(Governors who want to expand Medicaid can make provisional arrangements to avoid last-minute scrambling, according to Salo. For example, they can work with vendors to have systems that are ready to operate under the expansion’s expanded eligibility requirements if necessary, should the state move to opt in after all.)
Under the Supreme Court’s ruling on the ACA, legislators can wait months or years to hammer out an agreement, if they want to opt in at all. But there’s a significant financial incentive to reach a decision before the year’s done.
The federal government’s 100% matching funds are only available from Jan. 1, 2014 through Dec. 31, 2016, Salo noted. “And every month that you’re not [part of the expansion] is a month that you’re not getting that Medicaid match.”
Legislatures May Be Playing Role of Token Resistance
That financial hook, which has swayed staunch conservatives like Scott and Christie, may ultimately end up winning over legislatures too.
(And if it seems like we’ve been here before — well, we have. After considerable hue and cry, every state governor ended up accepting stimulus funds because the package was seen as just too good.)
The government also continues to sweeten the pot for holdouts; Arkansas Gov. Mike Beebe on Tuesday announced that HHS had approved an unusual waiver to allow the state to use federal funds to help residents buy private insurance.
Meanwhile, it’s possible that the most critical legislatures may simply be going through the motions of offering token, partisan resistance. Earlier this week, the GOP chair of North Dakota’s House health committee warned the Associated Press that “the caucus [was] divided” on its upcoming vote over Medicaid expansion.

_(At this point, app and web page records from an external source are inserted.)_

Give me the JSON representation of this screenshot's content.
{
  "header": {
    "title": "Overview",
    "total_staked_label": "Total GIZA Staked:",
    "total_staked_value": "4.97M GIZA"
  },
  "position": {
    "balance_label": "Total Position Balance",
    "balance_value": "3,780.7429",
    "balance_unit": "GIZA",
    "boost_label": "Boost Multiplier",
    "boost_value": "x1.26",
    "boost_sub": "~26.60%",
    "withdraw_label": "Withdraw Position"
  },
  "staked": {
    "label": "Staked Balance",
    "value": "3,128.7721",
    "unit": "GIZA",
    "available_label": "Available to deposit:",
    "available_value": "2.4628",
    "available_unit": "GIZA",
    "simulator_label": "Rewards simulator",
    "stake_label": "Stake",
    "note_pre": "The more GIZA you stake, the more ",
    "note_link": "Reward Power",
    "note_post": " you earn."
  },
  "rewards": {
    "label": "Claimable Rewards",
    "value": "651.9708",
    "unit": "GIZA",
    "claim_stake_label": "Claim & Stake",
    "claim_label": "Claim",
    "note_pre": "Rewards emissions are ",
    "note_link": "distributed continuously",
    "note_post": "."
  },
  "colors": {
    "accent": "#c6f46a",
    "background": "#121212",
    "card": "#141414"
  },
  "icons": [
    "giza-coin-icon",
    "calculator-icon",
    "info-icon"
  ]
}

A day later, that divided caucus voted 12-1 to opt into the expansion.